DATA FOR ANALYSIS START

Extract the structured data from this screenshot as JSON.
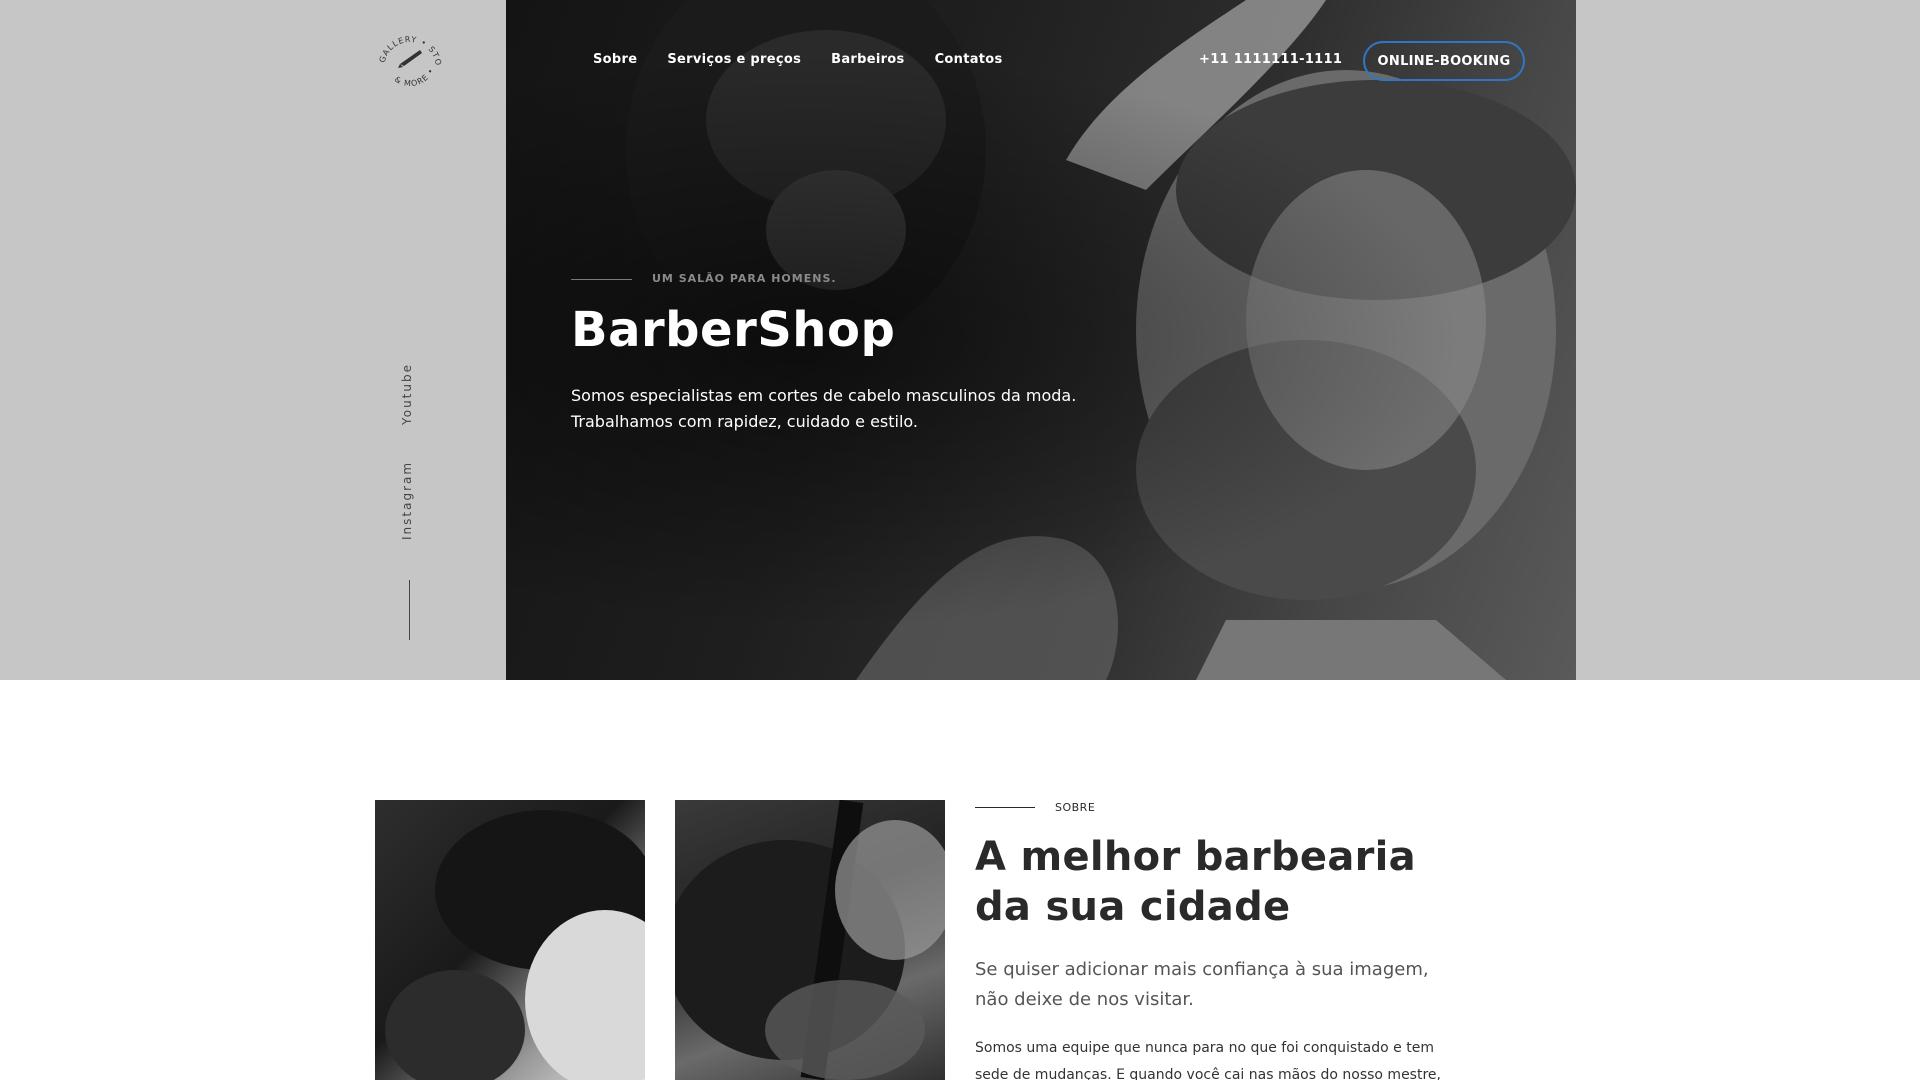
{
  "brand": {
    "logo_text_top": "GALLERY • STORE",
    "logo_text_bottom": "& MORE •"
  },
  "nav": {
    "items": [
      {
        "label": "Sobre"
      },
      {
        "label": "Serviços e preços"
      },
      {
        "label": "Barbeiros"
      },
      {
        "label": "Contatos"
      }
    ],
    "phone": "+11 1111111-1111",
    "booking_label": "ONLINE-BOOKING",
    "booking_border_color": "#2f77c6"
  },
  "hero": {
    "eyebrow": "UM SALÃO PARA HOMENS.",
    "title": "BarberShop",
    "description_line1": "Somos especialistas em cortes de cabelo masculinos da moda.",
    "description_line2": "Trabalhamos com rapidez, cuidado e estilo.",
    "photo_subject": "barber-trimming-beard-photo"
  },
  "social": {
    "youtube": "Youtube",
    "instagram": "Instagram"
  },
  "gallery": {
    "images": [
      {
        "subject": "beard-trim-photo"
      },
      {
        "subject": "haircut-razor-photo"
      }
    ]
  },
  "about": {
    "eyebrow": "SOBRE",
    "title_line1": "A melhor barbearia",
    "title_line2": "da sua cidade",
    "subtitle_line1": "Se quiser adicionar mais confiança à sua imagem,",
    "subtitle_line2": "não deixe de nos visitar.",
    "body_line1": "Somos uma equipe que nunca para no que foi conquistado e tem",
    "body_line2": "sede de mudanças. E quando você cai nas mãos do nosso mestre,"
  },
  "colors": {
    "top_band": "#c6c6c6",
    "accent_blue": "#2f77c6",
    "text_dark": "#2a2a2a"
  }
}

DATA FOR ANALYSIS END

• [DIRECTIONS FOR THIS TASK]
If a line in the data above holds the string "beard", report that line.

• [WORKED SOLUTION]
    "photo_subject": "barber-trimming-beard-photo"
        "subject": "beard-trim-photo"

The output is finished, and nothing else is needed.